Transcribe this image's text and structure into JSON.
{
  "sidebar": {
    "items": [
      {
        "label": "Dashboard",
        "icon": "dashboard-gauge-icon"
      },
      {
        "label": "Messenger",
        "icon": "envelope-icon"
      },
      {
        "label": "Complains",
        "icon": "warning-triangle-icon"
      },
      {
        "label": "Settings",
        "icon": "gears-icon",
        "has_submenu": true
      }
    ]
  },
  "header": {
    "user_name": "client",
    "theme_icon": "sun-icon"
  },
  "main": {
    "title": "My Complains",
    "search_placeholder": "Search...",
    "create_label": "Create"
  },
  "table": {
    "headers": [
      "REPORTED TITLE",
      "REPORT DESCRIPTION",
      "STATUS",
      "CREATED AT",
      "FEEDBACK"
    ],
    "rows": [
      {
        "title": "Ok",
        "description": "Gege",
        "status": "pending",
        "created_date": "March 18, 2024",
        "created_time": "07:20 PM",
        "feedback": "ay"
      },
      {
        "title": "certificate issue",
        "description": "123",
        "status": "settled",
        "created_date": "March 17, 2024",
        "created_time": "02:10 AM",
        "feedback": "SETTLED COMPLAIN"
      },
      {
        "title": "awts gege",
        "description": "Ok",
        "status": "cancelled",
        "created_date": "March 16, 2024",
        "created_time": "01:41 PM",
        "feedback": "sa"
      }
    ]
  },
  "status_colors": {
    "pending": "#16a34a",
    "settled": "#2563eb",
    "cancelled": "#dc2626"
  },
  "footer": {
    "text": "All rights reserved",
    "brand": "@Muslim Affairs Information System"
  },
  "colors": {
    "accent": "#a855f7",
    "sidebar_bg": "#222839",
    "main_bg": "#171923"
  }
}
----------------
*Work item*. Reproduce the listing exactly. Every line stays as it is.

*Response to the task*.
Transcribe this image's text and structure into JSON.
{
  "sidebar": {
    "items": [
      {
        "label": "Dashboard",
        "icon": "dashboard-gauge-icon"
      },
      {
        "label": "Messenger",
        "icon": "envelope-icon"
      },
      {
        "label": "Complains",
        "icon": "warning-triangle-icon"
      },
      {
        "label": "Settings",
        "icon": "gears-icon",
        "has_submenu": true
      }
    ]
  },
  "header": {
    "user_name": "client",
    "theme_icon": "sun-icon"
  },
  "main": {
    "title": "My Complains",
    "search_placeholder": "Search...",
    "create_label": "Create"
  },
  "table": {
    "headers": [
      "REPORTED TITLE",
      "REPORT DESCRIPTION",
      "STATUS",
      "CREATED AT",
      "FEEDBACK"
    ],
    "rows": [
      {
        "title": "Ok",
        "description": "Gege",
        "status": "pending",
        "created_date": "March 18, 2024",
        "created_time": "07:20 PM",
        "feedback": "ay"
      },
      {
        "title": "certificate issue",
        "description": "123",
        "status": "settled",
        "created_date": "March 17, 2024",
        "created_time": "02:10 AM",
        "feedback": "SETTLED COMPLAIN"
      },
      {
        "title": "awts gege",
        "description": "Ok",
        "status": "cancelled",
        "created_date": "March 16, 2024",
        "created_time": "01:41 PM",
        "feedback": "sa"
      }
    ]
  },
  "status_colors": {
    "pending": "#16a34a",
    "settled": "#2563eb",
    "cancelled": "#dc2626"
  },
  "footer": {
    "text": "All rights reserved",
    "brand": "@Muslim Affairs Information System"
  },
  "colors": {
    "accent": "#a855f7",
    "sidebar_bg": "#222839",
    "main_bg": "#171923"
  }
}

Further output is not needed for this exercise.